BEGIN SOURCE INFORMATION
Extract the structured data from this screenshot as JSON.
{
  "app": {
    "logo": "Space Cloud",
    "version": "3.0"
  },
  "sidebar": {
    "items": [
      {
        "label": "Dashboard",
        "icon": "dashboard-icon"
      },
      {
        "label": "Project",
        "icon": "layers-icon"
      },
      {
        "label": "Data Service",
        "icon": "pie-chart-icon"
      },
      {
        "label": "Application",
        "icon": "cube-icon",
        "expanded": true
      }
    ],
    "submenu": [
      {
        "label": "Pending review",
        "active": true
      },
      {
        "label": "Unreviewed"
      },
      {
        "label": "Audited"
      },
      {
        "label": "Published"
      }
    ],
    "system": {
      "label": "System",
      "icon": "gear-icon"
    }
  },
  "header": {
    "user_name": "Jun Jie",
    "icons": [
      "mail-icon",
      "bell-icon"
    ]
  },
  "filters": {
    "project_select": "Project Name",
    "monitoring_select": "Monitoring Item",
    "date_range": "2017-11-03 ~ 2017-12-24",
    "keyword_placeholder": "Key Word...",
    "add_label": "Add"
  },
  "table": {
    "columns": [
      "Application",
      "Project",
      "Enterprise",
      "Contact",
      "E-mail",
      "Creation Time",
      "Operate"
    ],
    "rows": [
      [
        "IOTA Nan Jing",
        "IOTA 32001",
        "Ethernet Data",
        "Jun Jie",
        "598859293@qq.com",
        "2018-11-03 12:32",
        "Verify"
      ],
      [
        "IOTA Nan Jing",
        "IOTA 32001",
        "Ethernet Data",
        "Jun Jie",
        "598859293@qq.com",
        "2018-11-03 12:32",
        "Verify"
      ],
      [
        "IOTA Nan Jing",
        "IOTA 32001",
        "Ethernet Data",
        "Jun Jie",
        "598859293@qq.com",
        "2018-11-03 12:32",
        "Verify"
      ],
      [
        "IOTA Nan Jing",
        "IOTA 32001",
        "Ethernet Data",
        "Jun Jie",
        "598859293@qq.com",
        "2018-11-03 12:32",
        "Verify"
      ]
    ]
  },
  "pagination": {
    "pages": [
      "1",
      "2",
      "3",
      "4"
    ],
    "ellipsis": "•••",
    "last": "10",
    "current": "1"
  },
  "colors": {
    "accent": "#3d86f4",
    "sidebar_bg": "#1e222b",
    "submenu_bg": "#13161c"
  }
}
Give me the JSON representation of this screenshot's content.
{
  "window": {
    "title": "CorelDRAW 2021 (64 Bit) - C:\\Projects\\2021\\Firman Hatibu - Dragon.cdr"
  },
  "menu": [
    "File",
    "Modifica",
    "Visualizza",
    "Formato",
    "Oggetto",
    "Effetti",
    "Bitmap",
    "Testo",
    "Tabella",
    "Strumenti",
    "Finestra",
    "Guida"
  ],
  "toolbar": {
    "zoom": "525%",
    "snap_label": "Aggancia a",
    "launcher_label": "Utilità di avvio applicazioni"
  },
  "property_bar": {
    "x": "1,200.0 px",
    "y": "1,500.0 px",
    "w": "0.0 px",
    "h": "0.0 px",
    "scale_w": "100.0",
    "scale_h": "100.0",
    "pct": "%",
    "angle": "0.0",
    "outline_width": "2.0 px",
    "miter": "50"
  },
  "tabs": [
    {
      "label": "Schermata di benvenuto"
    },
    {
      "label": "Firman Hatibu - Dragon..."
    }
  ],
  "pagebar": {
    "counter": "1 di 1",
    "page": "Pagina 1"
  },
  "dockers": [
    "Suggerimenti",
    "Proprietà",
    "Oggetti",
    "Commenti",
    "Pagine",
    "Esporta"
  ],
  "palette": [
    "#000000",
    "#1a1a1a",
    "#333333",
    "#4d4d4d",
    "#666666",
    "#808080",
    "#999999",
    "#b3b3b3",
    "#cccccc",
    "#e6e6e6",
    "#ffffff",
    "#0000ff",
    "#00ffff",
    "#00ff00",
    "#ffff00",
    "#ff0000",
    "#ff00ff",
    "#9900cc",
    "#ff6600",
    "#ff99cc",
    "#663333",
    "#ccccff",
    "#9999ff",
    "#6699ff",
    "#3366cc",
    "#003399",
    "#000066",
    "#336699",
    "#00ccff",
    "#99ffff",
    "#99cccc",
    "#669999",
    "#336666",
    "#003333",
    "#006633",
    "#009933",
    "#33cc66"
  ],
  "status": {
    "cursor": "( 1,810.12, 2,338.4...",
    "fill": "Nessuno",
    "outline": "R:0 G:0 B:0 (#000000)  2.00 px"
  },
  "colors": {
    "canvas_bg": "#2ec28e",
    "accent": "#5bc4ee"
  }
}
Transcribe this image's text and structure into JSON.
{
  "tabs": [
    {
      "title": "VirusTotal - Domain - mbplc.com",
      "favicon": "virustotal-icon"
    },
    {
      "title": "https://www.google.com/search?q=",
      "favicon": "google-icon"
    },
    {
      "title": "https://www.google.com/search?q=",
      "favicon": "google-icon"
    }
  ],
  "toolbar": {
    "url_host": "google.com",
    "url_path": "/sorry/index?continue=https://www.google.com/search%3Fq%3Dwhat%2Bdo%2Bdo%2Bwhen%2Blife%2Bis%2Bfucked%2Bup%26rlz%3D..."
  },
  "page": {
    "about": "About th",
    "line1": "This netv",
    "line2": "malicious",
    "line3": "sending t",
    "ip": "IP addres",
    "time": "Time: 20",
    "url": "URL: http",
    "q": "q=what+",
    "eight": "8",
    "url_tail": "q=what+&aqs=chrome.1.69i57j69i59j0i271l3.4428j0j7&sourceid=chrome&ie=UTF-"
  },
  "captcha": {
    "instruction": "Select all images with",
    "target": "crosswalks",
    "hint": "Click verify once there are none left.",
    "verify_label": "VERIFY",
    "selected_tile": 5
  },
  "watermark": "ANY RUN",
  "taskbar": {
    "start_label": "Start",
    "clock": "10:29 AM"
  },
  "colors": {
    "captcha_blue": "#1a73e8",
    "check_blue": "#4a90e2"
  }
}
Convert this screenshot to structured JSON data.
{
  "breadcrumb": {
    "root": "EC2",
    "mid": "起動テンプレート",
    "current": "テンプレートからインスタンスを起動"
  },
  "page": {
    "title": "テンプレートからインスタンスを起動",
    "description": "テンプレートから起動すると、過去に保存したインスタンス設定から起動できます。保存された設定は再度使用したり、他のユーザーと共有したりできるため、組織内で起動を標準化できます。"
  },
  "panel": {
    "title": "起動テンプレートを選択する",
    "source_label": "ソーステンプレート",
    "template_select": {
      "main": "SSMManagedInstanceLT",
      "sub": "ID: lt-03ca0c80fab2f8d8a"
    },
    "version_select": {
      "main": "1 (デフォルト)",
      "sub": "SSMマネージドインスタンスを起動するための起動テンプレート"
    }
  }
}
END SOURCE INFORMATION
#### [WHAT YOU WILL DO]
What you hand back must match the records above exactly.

#### [ANSWER TO THIS EXERCISE]
Extract the structured data from this screenshot as JSON.
{
  "app": {
    "logo": "Space Cloud",
    "version": "3.0"
  },
  "sidebar": {
    "items": [
      {
        "label": "Dashboard",
        "icon": "dashboard-icon"
      },
      {
        "label": "Project",
        "icon": "layers-icon"
      },
      {
        "label": "Data Service",
        "icon": "pie-chart-icon"
      },
      {
        "label": "Application",
        "icon": "cube-icon",
        "expanded": true
      }
    ],
    "submenu": [
      {
        "label": "Pending review",
        "active": true
      },
      {
        "label": "Unreviewed"
      },
      {
        "label": "Audited"
      },
      {
        "label": "Published"
      }
    ],
    "system": {
      "label": "System",
      "icon": "gear-icon"
    }
  },
  "header": {
    "user_name": "Jun Jie",
    "icons": [
      "mail-icon",
      "bell-icon"
    ]
  },
  "filters": {
    "project_select": "Project Name",
    "monitoring_select": "Monitoring Item",
    "date_range": "2017-11-03 ~ 2017-12-24",
    "keyword_placeholder": "Key Word...",
    "add_label": "Add"
  },
  "table": {
    "columns": [
      "Application",
      "Project",
      "Enterprise",
      "Contact",
      "E-mail",
      "Creation Time",
      "Operate"
    ],
    "rows": [
      [
        "IOTA Nan Jing",
        "IOTA 32001",
        "Ethernet Data",
        "Jun Jie",
        "598859293@qq.com",
        "2018-11-03 12:32",
        "Verify"
      ],
      [
        "IOTA Nan Jing",
        "IOTA 32001",
        "Ethernet Data",
        "Jun Jie",
        "598859293@qq.com",
        "2018-11-03 12:32",
        "Verify"
      ],
      [
        "IOTA Nan Jing",
        "IOTA 32001",
        "Ethernet Data",
        "Jun Jie",
        "598859293@qq.com",
        "2018-11-03 12:32",
        "Verify"
      ],
      [
        "IOTA Nan Jing",
        "IOTA 32001",
        "Ethernet Data",
        "Jun Jie",
        "598859293@qq.com",
        "2018-11-03 12:32",
        "Verify"
      ]
    ]
  },
  "pagination": {
    "pages": [
      "1",
      "2",
      "3",
      "4"
    ],
    "ellipsis": "•••",
    "last": "10",
    "current": "1"
  },
  "colors": {
    "accent": "#3d86f4",
    "sidebar_bg": "#1e222b",
    "submenu_bg": "#13161c"
  }
}
Give me the JSON representation of this screenshot's content.
{
  "window": {
    "title": "CorelDRAW 2021 (64 Bit) - C:\\Projects\\2021\\Firman Hatibu - Dragon.cdr"
  },
  "menu": [
    "File",
    "Modifica",
    "Visualizza",
    "Formato",
    "Oggetto",
    "Effetti",
    "Bitmap",
    "Testo",
    "Tabella",
    "Strumenti",
    "Finestra",
    "Guida"
  ],
  "toolbar": {
    "zoom": "525%",
    "snap_label": "Aggancia a",
    "launcher_label": "Utilità di avvio applicazioni"
  },
  "property_bar": {
    "x": "1,200.0 px",
    "y": "1,500.0 px",
    "w": "0.0 px",
    "h": "0.0 px",
    "scale_w": "100.0",
    "scale_h": "100.0",
    "pct": "%",
    "angle": "0.0",
    "outline_width": "2.0 px",
    "miter": "50"
  },
  "tabs": [
    {
      "label": "Schermata di benvenuto"
    },
    {
      "label": "Firman Hatibu - Dragon..."
    }
  ],
  "pagebar": {
    "counter": "1 di 1",
    "page": "Pagina 1"
  },
  "dockers": [
    "Suggerimenti",
    "Proprietà",
    "Oggetti",
    "Commenti",
    "Pagine",
    "Esporta"
  ],
  "palette": [
    "#000000",
    "#1a1a1a",
    "#333333",
    "#4d4d4d",
    "#666666",
    "#808080",
    "#999999",
    "#b3b3b3",
    "#cccccc",
    "#e6e6e6",
    "#ffffff",
    "#0000ff",
    "#00ffff",
    "#00ff00",
    "#ffff00",
    "#ff0000",
    "#ff00ff",
    "#9900cc",
    "#ff6600",
    "#ff99cc",
    "#663333",
    "#ccccff",
    "#9999ff",
    "#6699ff",
    "#3366cc",
    "#003399",
    "#000066",
    "#336699",
    "#00ccff",
    "#99ffff",
    "#99cccc",
    "#669999",
    "#336666",
    "#003333",
    "#006633",
    "#009933",
    "#33cc66"
  ],
  "status": {
    "cursor": "( 1,810.12, 2,338.4...",
    "fill": "Nessuno",
    "outline": "R:0 G:0 B:0 (#000000)  2.00 px"
  },
  "colors": {
    "canvas_bg": "#2ec28e",
    "accent": "#5bc4ee"
  }
}
Transcribe this image's text and structure into JSON.
{
  "tabs": [
    {
      "title": "VirusTotal - Domain - mbplc.com",
      "favicon": "virustotal-icon"
    },
    {
      "title": "https://www.google.com/search?q=",
      "favicon": "google-icon"
    },
    {
      "title": "https://www.google.com/search?q=",
      "favicon": "google-icon"
    }
  ],
  "toolbar": {
    "url_host": "google.com",
    "url_path": "/sorry/index?continue=https://www.google.com/search%3Fq%3Dwhat%2Bdo%2Bdo%2Bwhen%2Blife%2Bis%2Bfucked%2Bup%26rlz%3D..."
  },
  "page": {
    "about": "About th",
    "line1": "This netv",
    "line2": "malicious",
    "line3": "sending t",
    "ip": "IP addres",
    "time": "Time: 20",
    "url": "URL: http",
    "q": "q=what+",
    "eight": "8",
    "url_tail": "q=what+&aqs=chrome.1.69i57j69i59j0i271l3.4428j0j7&sourceid=chrome&ie=UTF-"
  },
  "captcha": {
    "instruction": "Select all images with",
    "target": "crosswalks",
    "hint": "Click verify once there are none left.",
    "verify_label": "VERIFY",
    "selected_tile": 5
  },
  "watermark": "ANY RUN",
  "taskbar": {
    "start_label": "Start",
    "clock": "10:29 AM"
  },
  "colors": {
    "captcha_blue": "#1a73e8",
    "check_blue": "#4a90e2"
  }
}
Convert this screenshot to structured JSON data.
{
  "breadcrumb": {
    "root": "EC2",
    "mid": "起動テンプレート",
    "current": "テンプレートからインスタンスを起動"
  },
  "page": {
    "title": "テンプレートからインスタンスを起動",
    "description": "テンプレートから起動すると、過去に保存したインスタンス設定から起動できます。保存された設定は再度使用したり、他のユーザーと共有したりできるため、組織内で起動を標準化できます。"
  },
  "panel": {
    "title": "起動テンプレートを選択する",
    "source_label": "ソーステンプレート",
    "template_select": {
      "main": "SSMManagedInstanceLT",
      "sub": "ID: lt-03ca0c80fab2f8d8a"
    },
    "version_select": {
      "main": "1 (デフォルト)",
      "sub": "SSMマネージドインスタンスを起動するための起動テンプレート"
    }
  }
}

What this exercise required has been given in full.